Can You Afford to Stop Working?

retiring in Japan

According to an updated analysis of the Employee Benefit Research Institute “Retirement Readiness Ratings”™ (RRRs) approximately 56.7 percent of Early Baby Boomers, 58.5 percent of Late Boomers, and just under 58 percent of Gen Xers are projected to not run short of money in retirement.

A household is considered to run short of money in EBRI’s model if aggregate resources in retirement are not sufficient to meet minimum retirement expenditures, defined as a combination of deterministic expenses from the Consumer Expenditure Survey (as a function of age and income) and some health insurance and out-of-pocket, health-related expenses, plus stochastic expenses from nursing-home and home-health care.




Across all generations, in excess of 40% of people are financially unprepared to support themselves in retirement.

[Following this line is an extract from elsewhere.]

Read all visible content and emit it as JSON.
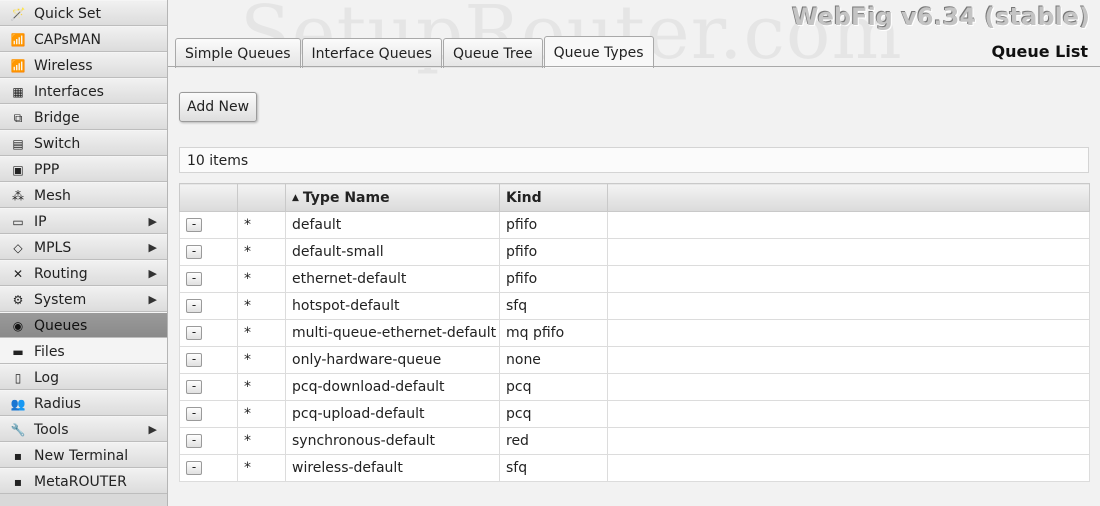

Which group are you in?

The pressure on global state pensions will naturally increase as birth rates drop and average life expectancy continues to move upward. Consequently, the number of elderly in society is growing while the number of younger people is shrinking. Countries such as France, Sweden and the USA are aging somewhat slower but at an appreciable rate. In Asia the two countries most affected are Japan and South Korea. Japan is already the oldest society in the world, while South Korea is undergoing rapid aging.

Birth and death rate trends in japan since 1950

File:Bdrates of Japan since 1950.svg



Among the challenges that many country’s retirement systems face, is the decline in the percentage of employees covered by Defined Benefit (DB) schemes. Since these schemes have traditionally provided the most security for their members, this is a worrying fact. However, even for those clients who are members of a defined benefit scheme there is no room for complacency. It was reported in November 2011 that FTSE 100 companies’ pension deficits had grown by £27 billion since the end of the previous week. On the other side of the globe in America the funding deficit of S&P 1500 company defined benefit schemes reached a post-World War 2 high in September 2011. Many more company schemes worldwide may face future difficulties if market conditions do not foster recovery and sustained growth.

Whilst away from their home countries, many people will choose to fund a personal pension plan that allows them to save and invest money for later life, in line with their requirements and expectations.

Compounding is the process by which an investment increases in value by ever-increasing amounts each year, assuming that the interest paid on those investments is then reinvested . While the rate of interest itself may not change, the actual amount of interest grows as it is being earned on a larger sum.

For example, if at the age of 25 you invest $10,000 in an account paying 6% interest annually, by the time that you reach the age of 65 [without having contributed additional funds] that amount will have grown to $102,857 (See Example A). If a higher return of 8% is assumed, your deposit will have grown to $217,245 (See Example B). And if you contributed $5,000 additional funds annually (roughly $100 per week) into the account paying 6% interest, the amount will have grown to $867,667, and paying 8% interest, the amount will have grown to $1,512,528 (See Example C).

What these charts show is that while it may require considerable discipline to invest funds for a time many years away, the benefits of doing so can be substantial. The earlier you start to plan and save, the greater the benefits for you later and the less reliant you will be upon governmental and occupational pension schemes which are increasingly overpopulated and underfunded.



Example A: Amount invested $10,000:
Compound vs Simple Interest

bulletpointlogo copyNote: Taxation and fees or charges are not taken into account.
Figures are not adjusted for inflation.

Example B: Amount invested $10,000:
Compound vs Simple Interest

bulletpointlogo copyNote: Taxation and fees or charges are not taken into account.
Figures are not adjusted for inflation.

Example C: Amount invested $10,000 with
$5,000 additional per year: Compound Interest

Note: Taxation and fees or charges are not taken into account. bulletpointlogo copy
Figures are not adjusted for inflation.

Sources and Further Reading

- Employee Benefit Research institue - Report, July 2014

- Japan Statistics Bureau; Statistics Yearbook, 2014